But the future of the research-leave initiative operated by the Arts and Humanities Research Council remains uncertain. The AHRC, having completed a six-month review, will later this month announce a new fellowship scheme, but its size and scale are not yet clear.
Although the AHRC is remaining tight-lipped about what is in store for the current scheme, which one academic described as "universally loved", the head of the council's review has previously indicated that it may not continue in its current form.
However, the scheme was highly praised by the panels charged with judging the quality of research in the arts and humanities in the 2008 RAE, which attributed it with having helped to improve the output of the fields since the 2001 RAE.
The languages panel, which said the quality of research output was "very high", said: "The submissions testify to the great success of the research-leave scheme in granting academic staff the time needed to complete important individual projects. We therefore hope that ways will be found to maintain this extremely valuable and cost-effective mode of research support."
The panel reviewing history, Classics and philosophy, among other areas, was similarly effusive about improved research quality, hailing a "step change" in research income and the scale and scope of projects.
It said: "The achievement of full research council status by the AHRC has had a major impact ... all the subpanels noted the importance of its research-leave scheme".
The AHRC grew out of the Arts and Humanities Research Board to become a fully fledged research council in 2005.
The rethink of research leave was triggered by concerns about costs and fears that the initiative, which distributes £6 million a year to about 200 academics, did not give enough support to early-career researchers.
Although it repeatedly expressed its commitment to maintain support for individual researchers, the AHRC also pointed out that a quarter of all academics who took advantage of research leave did not complete their project on time.

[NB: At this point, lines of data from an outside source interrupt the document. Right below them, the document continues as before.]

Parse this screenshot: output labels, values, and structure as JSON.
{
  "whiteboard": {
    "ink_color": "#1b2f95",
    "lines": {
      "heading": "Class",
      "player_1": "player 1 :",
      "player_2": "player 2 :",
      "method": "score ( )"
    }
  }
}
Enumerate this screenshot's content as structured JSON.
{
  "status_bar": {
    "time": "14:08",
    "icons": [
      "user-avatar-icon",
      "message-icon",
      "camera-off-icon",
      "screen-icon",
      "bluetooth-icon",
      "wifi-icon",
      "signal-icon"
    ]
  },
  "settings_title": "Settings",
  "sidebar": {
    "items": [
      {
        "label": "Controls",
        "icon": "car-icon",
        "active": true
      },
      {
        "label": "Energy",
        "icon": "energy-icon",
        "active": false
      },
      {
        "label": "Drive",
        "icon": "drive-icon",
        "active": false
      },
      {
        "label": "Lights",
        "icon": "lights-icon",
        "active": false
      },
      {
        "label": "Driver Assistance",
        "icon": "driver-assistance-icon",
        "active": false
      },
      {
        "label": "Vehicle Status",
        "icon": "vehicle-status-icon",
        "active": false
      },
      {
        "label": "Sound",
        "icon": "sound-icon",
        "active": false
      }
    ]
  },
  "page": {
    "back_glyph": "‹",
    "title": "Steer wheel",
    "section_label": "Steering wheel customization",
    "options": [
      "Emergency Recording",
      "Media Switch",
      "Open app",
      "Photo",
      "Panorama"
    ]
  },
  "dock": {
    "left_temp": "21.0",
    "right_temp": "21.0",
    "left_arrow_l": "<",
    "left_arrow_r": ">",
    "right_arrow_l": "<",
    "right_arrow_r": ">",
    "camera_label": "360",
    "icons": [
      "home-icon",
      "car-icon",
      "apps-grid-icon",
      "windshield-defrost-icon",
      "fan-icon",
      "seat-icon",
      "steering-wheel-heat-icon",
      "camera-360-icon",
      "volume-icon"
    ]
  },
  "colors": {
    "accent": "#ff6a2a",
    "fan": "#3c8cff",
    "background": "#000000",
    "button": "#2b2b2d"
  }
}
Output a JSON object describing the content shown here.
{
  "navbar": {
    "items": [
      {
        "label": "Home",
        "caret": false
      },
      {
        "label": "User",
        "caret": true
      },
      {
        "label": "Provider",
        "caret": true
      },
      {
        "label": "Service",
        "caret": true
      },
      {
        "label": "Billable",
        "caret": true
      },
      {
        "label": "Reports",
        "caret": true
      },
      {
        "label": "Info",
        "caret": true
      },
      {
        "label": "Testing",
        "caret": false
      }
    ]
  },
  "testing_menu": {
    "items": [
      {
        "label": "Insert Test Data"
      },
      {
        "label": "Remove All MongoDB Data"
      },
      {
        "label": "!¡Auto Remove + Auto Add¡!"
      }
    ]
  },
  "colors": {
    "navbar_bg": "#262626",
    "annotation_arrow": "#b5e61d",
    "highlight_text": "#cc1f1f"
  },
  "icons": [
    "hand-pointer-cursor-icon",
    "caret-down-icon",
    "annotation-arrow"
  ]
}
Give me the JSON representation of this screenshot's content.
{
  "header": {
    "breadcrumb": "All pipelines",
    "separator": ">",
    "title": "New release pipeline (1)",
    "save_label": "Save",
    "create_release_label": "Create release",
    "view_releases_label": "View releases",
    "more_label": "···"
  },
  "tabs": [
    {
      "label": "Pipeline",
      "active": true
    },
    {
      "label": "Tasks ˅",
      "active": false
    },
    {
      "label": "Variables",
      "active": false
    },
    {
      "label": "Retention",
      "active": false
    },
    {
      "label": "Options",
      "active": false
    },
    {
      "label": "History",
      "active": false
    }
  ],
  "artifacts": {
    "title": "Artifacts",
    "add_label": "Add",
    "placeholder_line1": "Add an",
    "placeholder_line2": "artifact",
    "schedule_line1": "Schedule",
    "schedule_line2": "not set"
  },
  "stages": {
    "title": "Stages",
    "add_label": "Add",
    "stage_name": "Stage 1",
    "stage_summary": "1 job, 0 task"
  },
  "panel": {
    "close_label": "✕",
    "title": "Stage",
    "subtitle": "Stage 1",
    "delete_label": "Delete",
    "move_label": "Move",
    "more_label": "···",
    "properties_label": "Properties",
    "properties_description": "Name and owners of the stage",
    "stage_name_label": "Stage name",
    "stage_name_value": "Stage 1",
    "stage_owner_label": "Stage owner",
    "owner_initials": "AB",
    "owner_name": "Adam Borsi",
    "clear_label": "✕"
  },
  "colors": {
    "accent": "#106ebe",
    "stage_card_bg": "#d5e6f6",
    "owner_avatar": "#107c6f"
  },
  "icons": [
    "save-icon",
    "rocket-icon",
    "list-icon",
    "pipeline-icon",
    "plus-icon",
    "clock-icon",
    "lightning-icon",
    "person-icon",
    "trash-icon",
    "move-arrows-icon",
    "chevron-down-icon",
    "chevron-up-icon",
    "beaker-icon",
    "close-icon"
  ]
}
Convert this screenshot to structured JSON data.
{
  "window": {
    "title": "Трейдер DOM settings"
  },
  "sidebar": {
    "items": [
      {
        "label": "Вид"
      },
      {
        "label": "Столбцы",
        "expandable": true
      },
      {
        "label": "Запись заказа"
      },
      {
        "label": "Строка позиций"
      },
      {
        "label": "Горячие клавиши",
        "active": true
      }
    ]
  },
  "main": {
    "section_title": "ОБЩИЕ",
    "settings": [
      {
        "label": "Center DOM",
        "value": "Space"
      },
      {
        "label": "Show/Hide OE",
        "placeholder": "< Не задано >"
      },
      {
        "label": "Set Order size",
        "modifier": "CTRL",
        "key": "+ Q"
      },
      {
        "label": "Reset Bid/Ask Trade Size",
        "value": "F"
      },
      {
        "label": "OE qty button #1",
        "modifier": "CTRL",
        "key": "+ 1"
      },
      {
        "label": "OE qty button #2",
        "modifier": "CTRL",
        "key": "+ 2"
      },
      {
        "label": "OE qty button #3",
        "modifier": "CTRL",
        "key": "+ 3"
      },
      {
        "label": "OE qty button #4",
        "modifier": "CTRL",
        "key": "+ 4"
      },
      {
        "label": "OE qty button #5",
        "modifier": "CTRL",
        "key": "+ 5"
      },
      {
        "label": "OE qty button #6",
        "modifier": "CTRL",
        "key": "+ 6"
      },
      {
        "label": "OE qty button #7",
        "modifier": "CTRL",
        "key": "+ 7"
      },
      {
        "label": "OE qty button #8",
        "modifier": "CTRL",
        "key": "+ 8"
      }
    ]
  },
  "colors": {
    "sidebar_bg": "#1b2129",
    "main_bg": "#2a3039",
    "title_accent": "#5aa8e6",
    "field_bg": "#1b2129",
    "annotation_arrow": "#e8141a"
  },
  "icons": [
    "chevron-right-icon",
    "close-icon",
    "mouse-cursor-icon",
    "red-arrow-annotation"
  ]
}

Assessors were generally positive about the arts and humanities, but some expressed concern about the future of research in the fields. One RAE panel warned that early-career researchers needed still more protection from pressures to publish prematurely, while another said that, although the number of postdoctoral students was rising, "a disturbingly large proportion of these are self-funded", suggesting that more studentships were needed.
An AHRC spokesman said: "The (panel) reports highlight the success of our funding, which has allowed academic staff the time needed to complete research projects. Further to our recently completed six-month consultation into the future of funding for individual researchers, we will announce at the end of January our new fellowship scheme to continue this vital support."